A business process is a set of activities performed by actors using systems to achieve a goal within a timeframe.
Despite its simplicity, this general definition can be translated into a varied zoo of real-world business processes resulting from the iterative stratification of decision making and the underlying organizational structures. They are often informed by habits and rarely reviewed by managers, who are active players of the movie themselves. As a result, business processes can be complex, slow to respond to market needs, not standardized, and divergent across dimensions like regions or teams.
Only external forces can initiate a change in these scenarios. A Business Process Analysis (BPA), one of the services provided by ION to external clients and internal divisions, does precisely that.
The first step should achieve a clear picture of the current process as-is, and an ideal target to pursue as a benchmark. With ION BPA, the status is profiled with structured, data-driven analysis of granular activities, inputs, and outputs. Then, this analysis produces findings that are benchmarked to the ideal target with a corresponding set of recommendations. The final recommendations can then be mapped to business reorganizations/integrations — which are timely in M&A events — or to innovative product roadmaps — to make sure new services match client needs and workflows.

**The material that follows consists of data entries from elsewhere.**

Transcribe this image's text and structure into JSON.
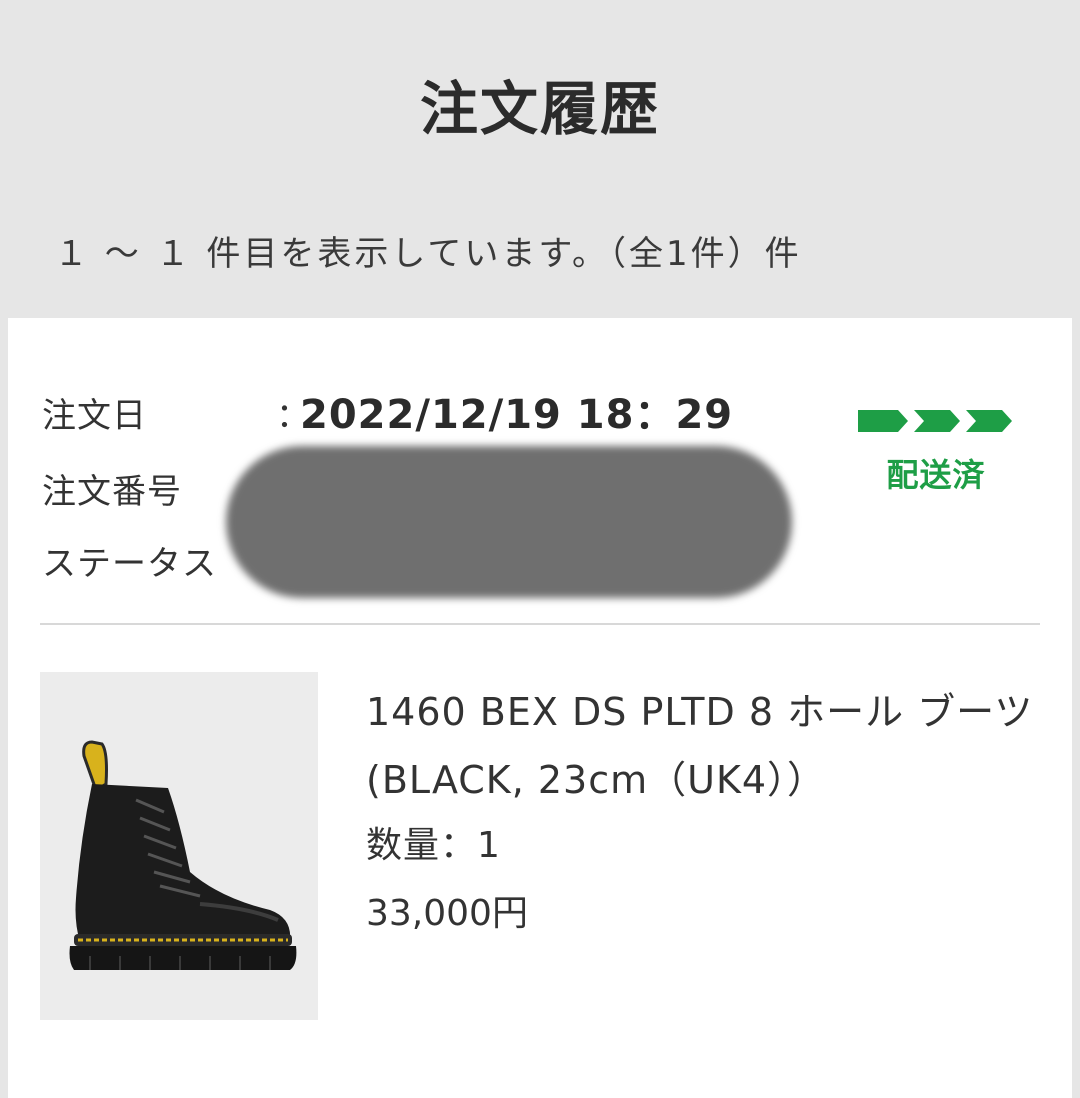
{
  "header": {
    "title": "注文履歴"
  },
  "results": {
    "count_text": "１ ～ １ 件目を表示しています。（全1件）件"
  },
  "order": {
    "date_label": "注文日",
    "separator": "：",
    "date_value": "2022/12/19 18：29",
    "number_label": "注文番号",
    "status_label": "ステータス",
    "status": {
      "text": "配送済",
      "color": "#1e9e46",
      "icon": "progress-arrows-icon",
      "steps_completed": 3,
      "steps_total": 3
    }
  },
  "product": {
    "image_icon": "boot-photo",
    "name": "1460 BEX DS PLTD 8 ホール ブーツ(BLACK, 23cm（UK4））",
    "quantity_text": "数量：1",
    "price_text": "33,000円"
  }
}
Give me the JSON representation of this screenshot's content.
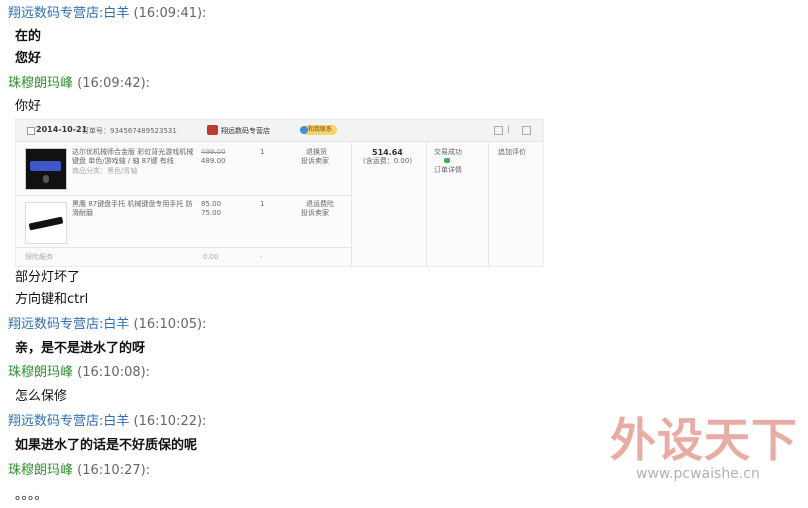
{
  "messages": [
    {
      "sender": "翔远数码专营店:白羊",
      "time": "(16:09:41):",
      "lines": [
        "在的",
        "您好"
      ]
    },
    {
      "sender": "珠穆朗玛峰",
      "time": "(16:09:42):",
      "lines": [
        "你好"
      ]
    },
    {
      "lines": [
        "部分灯坏了",
        "方向键和ctrl"
      ]
    },
    {
      "sender": "翔远数码专营店:白羊",
      "time": "(16:10:05):",
      "lines": [
        "亲，是不是进水了的呀"
      ]
    },
    {
      "sender": "珠穆朗玛峰",
      "time": "(16:10:08):",
      "lines": [
        "怎么保修"
      ]
    },
    {
      "sender": "翔远数码专营店:白羊",
      "time": "(16:10:22):",
      "lines": [
        "如果进水了的话是不好质保的呢"
      ]
    },
    {
      "sender": "珠穆朗玛峰",
      "time": "(16:10:27):",
      "lines": [
        "。。。。"
      ]
    }
  ],
  "order_card": {
    "date": "2014-10-21",
    "order_no": "订单号：934567489523531",
    "shop_name": "翔远数码专营店",
    "contact_label": "和我联系",
    "items": [
      {
        "title_line1": "达尔优机械师合金版 彩虹背光游戏机械",
        "title_line2": "键盘 单色/游戏轴 / 轴 87键 有线",
        "title_line3": "商品分类：黑色/青轴",
        "orig_price": "499.00",
        "price": "489.00",
        "qty": "1",
        "service_line1": "退换货",
        "service_line2": "投诉卖家"
      },
      {
        "title_line1": "黑鹰 87键盘手托 机械键盘专用手托 防",
        "title_line2": "滑耐磨",
        "title_line3": "",
        "orig_price": "85.00",
        "price": "75.00",
        "qty": "1",
        "service_line1": "退运费险",
        "service_line2": "投诉卖家"
      }
    ],
    "total": "514.64",
    "shipping": "(含运费：0.00)",
    "status": "交易成功",
    "status_detail": "订单详情",
    "action": "追加评价",
    "footer_label": "保险服务",
    "footer_value": "0.00",
    "footer_dash": "-"
  },
  "watermark": {
    "text": "外设天下",
    "url": "www.pcwaishe.cn"
  },
  "colors": {
    "seller_name": "#2e6fb5",
    "buyer_name": "#2f8f2f",
    "timestamp": "#666666"
  }
}
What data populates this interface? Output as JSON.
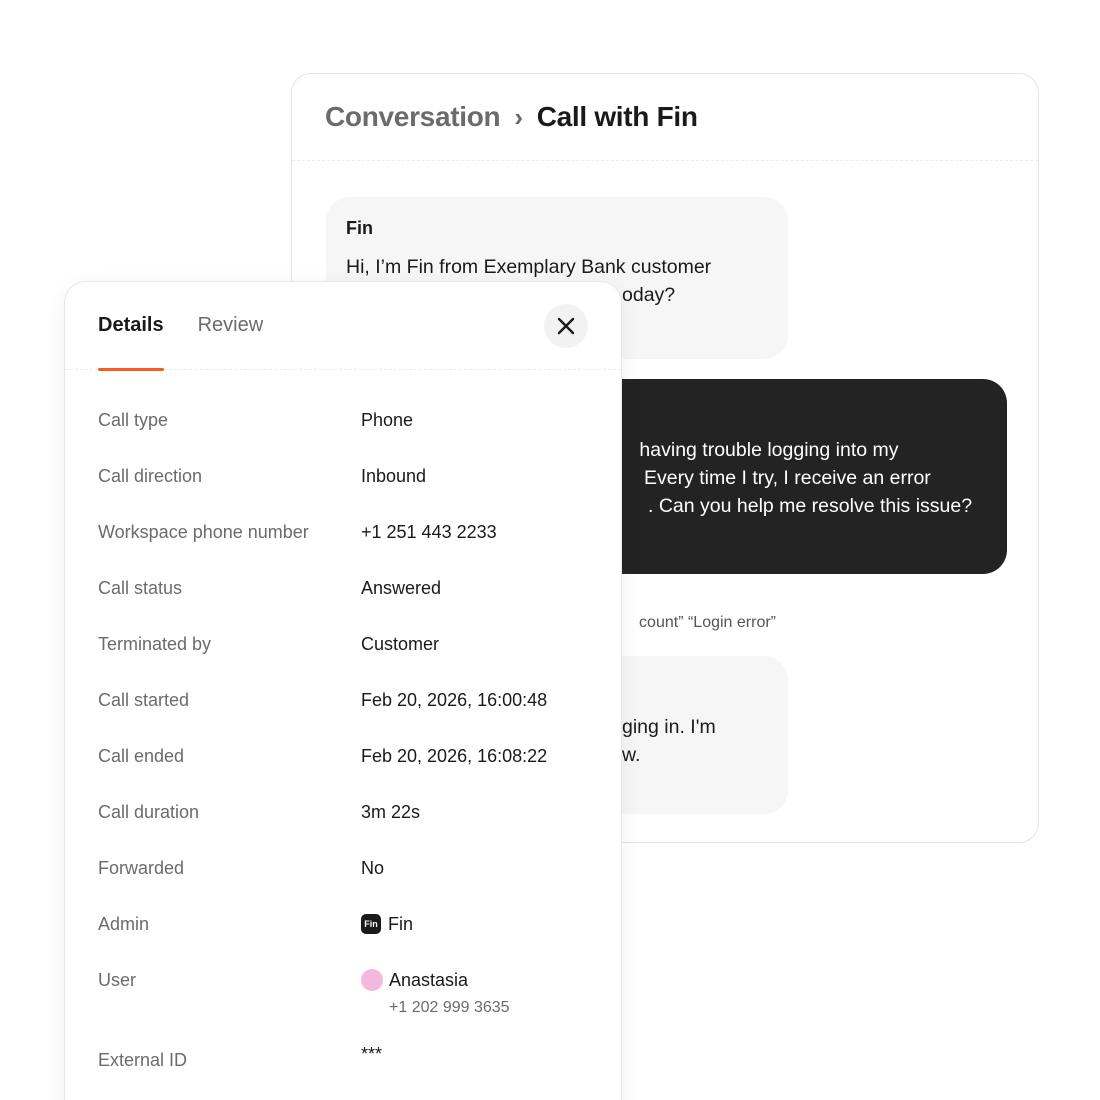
{
  "conversation": {
    "breadcrumb_root": "Conversation",
    "breadcrumb_separator": "›",
    "breadcrumb_current": "Call with Fin",
    "messages": [
      {
        "sender": "Fin",
        "lines": [
          "Hi, I’m Fin from Exemplary Bank customer",
          "oday?"
        ]
      },
      {
        "sender": "",
        "lines": [
          " having trouble logging into my",
          "Every time I try, I receive an error",
          ". Can you help me resolve this issue?"
        ]
      },
      {
        "sender": "",
        "lines": [
          "ging in. I'm",
          "w."
        ]
      }
    ],
    "tags_text": "count” “Login error”"
  },
  "details": {
    "tabs": [
      {
        "label": "Details",
        "active": true
      },
      {
        "label": "Review",
        "active": false
      }
    ],
    "rows": [
      {
        "label": "Call type",
        "value": "Phone"
      },
      {
        "label": "Call direction",
        "value": "Inbound"
      },
      {
        "label": "Workspace phone number",
        "value": "+1 251 443 2233"
      },
      {
        "label": "Call status",
        "value": "Answered"
      },
      {
        "label": "Terminated by",
        "value": "Customer"
      },
      {
        "label": "Call started",
        "value": "Feb 20, 2026, 16:00:48"
      },
      {
        "label": "Call ended",
        "value": "Feb 20, 2026, 16:08:22"
      },
      {
        "label": "Call duration",
        "value": "3m 22s"
      },
      {
        "label": "Forwarded",
        "value": "No"
      },
      {
        "label": "Admin",
        "value": "Fin",
        "badge_text": "Fin"
      },
      {
        "label": "User",
        "value": "Anastasia",
        "sub_value": "+1 202 999 3635"
      },
      {
        "label": "External ID",
        "value": "***"
      }
    ]
  },
  "colors": {
    "accent": "#ff5a1f",
    "dark_bubble": "#232323",
    "light_bubble": "#f6f6f6",
    "avatar": "#f2b8de"
  },
  "icons": {
    "close": "close-icon",
    "admin_badge": "fin-logo-icon",
    "user_avatar": "avatar"
  }
}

ION’s holistic vision of ideal business processes is based on the concept of managing by exception: standardization and automation should be such that the management team is only involved directly to manage exceptions. This requires that processes are centralized, scalable, and can be monitored in real time.
The following vision informs the pillars of ION BPA recommendations:
- Segregation: avoid concurrent interactions of too many systems or actors,
- Reduced complexity: fight convoluted workflows, align operations on standards,
- Digitalization of interactions: streamline exchanges of information/data for reproducibility and historical reuse.
Interestingly, the pillars above can be translated into a wide range of actionable guidelines applied to real-world processes. In each BPA we run, we codify interactions, processes, and systems in use; document all the fluxes of information; abstract contextual concepts and taxonomy; identify situations at risk and root causes of complexity and inefficiencies.
The activities of a BPA are organized in the pyramidal structure showed in Figure 1, with the knowledge at each stage based on the outputs of the previous ones. In parallel with the data collection, we analyze and address new questions/investigation areas discovered throughout. This way, processes are iteratively codified and understood.Figure 1 Pyramidal structure of the knowledge-building process of ION BPA
The knowledge we build at each stage is strongly data driven. We run interviews with actors involved in the process end-to-end (E2E), we let them compile Diaries to track activities in a typical workday, we organize Day in the Life of (DILO) workshops, and we analyze documentation. This information is then codified in a structured and normalized database (the BPA database) to uniquely map processes, actors, and systems within the business environment.
The BPA data model relies on well-defined entities (activities, systems, actors, processes, functions, pain points) and allows ION to quantify complexity and risks, presenting findings in the form of numerical tables or charts. Some examples worth mentioning are:
- Interaction Maps, a glance view of the complexity and quality of interactions, are fundamental tools to assess segregation of duties and responsibilities. Figure 2 shows an example of a complex and manual interaction schema, taken from a recent BPA. Figure 2 Interaction map. Processes and actors are linked with coded arrows: red arrows indicate manual interactions, orange semi-automatic interactions, green automated interactions
- Tables and plots (pie-charts, scatter plots, bar charts) can be used to prioritize risks and inefficiencies quantitatively, drill down across entities, and find correlations to support the recommendations. Figure 3 shows how Pain Points can be clustered by theme and correlated with the number of different systems used. Figure 3 Pie chart of Pain Point motivations and a scatter plot showing correlation between number of systems and Pain Points
- Flowcharts show the chronological flow of information and activities within a business process. They are a powerful tool to provide a clear map of the as-is, including the segregation and complexity of interactions. Figure 4 shows an example of a flow chart with many actors involved in the same business process. Figure 4 Flowchart showing several actors involved in a single business process
While ION BPAs offer measurable value to clients through documentation of the as-is and actionable recommendations towards the ideal benchmark, they also represent a unique opportunity for an in-depth analysis of client needs to devise together journeys of innovation and transformation.
Recently, we completed an interesting BPA involving a world-leading capital investment firm: we analyzed the investment management pipeline E2E and finally recommended how the identified complexities and inefficiencies should be dealt with. In addition, the unique insights we gathered around our client’s needs were integrated into the innovation roadmap of Xtract, an essential ION Analytics product. Another example involved one of the recent ION Group acquisitions, where our BPA produced actionable items for integrating processes and systems, using synergies, and highlighting idiosyncrasies.
Contact us to learn more about how the ION BPA methodology can be applied to your business area to grasp new business opportunities.